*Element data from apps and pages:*
= = = = =

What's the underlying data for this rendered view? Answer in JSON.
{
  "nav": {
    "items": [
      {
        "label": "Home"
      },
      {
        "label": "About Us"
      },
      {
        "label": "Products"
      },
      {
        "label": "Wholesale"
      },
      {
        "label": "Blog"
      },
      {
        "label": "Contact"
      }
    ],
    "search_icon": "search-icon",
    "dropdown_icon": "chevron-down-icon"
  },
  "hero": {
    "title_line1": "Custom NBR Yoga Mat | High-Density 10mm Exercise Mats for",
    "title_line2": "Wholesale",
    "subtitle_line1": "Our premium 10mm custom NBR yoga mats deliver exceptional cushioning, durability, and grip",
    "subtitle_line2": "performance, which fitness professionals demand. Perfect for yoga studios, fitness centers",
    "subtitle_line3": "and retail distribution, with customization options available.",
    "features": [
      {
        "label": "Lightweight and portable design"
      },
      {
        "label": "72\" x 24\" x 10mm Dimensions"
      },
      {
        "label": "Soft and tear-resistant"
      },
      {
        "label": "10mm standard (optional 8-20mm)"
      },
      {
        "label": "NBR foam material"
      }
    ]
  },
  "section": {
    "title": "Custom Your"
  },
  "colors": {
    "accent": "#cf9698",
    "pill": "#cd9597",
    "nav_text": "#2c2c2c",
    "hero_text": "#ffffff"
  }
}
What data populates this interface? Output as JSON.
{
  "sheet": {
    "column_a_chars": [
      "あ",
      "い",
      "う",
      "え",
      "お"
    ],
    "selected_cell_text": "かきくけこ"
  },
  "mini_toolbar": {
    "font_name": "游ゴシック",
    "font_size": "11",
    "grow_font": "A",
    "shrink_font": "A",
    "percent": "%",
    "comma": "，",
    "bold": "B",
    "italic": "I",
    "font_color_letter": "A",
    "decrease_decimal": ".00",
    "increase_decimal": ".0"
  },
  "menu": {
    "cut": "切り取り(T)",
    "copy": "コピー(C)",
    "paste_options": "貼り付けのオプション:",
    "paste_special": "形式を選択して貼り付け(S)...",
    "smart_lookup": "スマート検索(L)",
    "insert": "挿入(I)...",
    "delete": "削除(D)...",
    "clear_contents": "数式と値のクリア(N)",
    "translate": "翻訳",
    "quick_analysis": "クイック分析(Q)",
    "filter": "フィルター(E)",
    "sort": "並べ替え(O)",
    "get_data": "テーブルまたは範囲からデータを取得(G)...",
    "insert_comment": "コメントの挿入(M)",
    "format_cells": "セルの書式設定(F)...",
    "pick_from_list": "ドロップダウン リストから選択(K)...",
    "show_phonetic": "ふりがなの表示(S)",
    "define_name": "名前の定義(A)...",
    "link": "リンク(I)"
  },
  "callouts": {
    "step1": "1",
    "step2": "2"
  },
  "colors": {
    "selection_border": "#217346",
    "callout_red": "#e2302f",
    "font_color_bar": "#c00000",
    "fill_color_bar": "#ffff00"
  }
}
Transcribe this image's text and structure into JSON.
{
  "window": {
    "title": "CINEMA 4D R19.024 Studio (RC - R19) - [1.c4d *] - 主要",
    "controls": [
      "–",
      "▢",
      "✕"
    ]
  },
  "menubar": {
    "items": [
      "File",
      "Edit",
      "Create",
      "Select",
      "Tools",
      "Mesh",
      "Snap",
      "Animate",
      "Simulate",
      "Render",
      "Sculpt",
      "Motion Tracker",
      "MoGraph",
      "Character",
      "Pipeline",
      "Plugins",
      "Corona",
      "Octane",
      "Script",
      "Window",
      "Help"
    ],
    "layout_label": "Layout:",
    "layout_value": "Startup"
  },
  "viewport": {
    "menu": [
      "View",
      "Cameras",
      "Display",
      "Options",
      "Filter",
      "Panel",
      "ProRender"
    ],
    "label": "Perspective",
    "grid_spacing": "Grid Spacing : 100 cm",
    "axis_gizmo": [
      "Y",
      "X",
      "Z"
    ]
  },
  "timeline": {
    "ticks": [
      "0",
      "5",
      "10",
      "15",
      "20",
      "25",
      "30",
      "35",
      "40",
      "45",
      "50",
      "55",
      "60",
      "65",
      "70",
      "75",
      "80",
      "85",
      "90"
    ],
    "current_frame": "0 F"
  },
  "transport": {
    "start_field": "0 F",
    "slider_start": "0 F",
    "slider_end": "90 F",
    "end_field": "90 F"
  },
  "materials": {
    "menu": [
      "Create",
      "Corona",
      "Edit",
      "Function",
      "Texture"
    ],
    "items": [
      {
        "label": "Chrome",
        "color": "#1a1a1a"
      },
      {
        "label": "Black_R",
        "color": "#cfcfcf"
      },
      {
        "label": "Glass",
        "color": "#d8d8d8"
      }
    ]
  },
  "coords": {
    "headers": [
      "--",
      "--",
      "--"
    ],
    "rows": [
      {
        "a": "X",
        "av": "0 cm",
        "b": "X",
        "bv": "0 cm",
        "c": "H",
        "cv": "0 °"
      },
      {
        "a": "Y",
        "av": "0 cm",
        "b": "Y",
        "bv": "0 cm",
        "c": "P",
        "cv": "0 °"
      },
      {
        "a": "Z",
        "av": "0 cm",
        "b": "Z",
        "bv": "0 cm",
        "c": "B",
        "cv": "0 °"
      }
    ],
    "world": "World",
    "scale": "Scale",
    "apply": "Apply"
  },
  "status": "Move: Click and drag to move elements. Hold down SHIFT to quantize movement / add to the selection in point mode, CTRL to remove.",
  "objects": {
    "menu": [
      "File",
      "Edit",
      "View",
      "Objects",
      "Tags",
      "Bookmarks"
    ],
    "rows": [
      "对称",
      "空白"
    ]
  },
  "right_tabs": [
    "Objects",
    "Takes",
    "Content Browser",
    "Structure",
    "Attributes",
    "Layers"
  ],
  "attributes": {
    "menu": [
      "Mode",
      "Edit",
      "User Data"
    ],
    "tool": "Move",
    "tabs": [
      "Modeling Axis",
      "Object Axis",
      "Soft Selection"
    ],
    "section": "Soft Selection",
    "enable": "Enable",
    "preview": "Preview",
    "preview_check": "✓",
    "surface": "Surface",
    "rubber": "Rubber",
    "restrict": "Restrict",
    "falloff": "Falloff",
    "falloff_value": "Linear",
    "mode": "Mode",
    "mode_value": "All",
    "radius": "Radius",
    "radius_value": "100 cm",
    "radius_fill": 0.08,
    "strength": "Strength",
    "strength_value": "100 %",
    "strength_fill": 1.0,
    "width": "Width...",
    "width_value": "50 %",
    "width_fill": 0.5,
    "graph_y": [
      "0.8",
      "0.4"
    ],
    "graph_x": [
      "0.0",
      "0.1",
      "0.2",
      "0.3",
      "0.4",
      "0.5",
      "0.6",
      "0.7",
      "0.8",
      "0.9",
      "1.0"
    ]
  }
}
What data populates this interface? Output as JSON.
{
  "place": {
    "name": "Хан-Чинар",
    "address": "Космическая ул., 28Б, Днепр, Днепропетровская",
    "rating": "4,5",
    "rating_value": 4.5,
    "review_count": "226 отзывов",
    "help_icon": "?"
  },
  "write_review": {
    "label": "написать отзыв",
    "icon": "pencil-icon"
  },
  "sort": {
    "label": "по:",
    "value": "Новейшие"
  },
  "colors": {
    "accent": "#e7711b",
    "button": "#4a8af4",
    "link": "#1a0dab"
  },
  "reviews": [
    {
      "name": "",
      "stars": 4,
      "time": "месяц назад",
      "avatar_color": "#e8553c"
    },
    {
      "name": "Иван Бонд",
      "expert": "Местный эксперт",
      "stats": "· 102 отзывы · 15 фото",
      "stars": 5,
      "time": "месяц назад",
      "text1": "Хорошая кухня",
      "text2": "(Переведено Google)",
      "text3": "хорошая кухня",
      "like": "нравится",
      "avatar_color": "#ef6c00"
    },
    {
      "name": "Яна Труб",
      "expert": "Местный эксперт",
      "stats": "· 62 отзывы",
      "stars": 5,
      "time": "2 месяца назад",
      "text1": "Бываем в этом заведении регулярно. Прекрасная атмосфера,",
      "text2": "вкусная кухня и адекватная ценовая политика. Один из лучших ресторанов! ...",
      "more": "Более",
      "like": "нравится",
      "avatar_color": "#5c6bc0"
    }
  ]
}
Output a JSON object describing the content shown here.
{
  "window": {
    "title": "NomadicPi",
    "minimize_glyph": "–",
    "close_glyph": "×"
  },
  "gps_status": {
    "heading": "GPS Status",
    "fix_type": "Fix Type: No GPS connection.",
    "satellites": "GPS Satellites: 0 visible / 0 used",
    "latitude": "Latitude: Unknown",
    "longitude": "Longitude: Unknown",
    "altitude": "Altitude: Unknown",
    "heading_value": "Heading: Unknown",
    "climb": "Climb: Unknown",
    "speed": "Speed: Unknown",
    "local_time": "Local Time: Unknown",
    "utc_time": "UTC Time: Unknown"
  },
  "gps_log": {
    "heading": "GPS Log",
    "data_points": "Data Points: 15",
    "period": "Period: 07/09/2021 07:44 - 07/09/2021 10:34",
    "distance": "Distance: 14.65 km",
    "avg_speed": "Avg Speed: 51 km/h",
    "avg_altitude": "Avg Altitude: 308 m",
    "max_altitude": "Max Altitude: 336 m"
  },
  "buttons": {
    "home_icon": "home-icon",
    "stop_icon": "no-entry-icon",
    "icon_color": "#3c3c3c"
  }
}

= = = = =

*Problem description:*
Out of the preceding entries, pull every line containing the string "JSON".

*Answer box:*
What's the underlying data for this rendered view? Answer in JSON.
What data populates this interface? Output as JSON.
Transcribe this image's text and structure into JSON.
What data populates this interface? Output as JSON.
Output a JSON object describing the content shown here.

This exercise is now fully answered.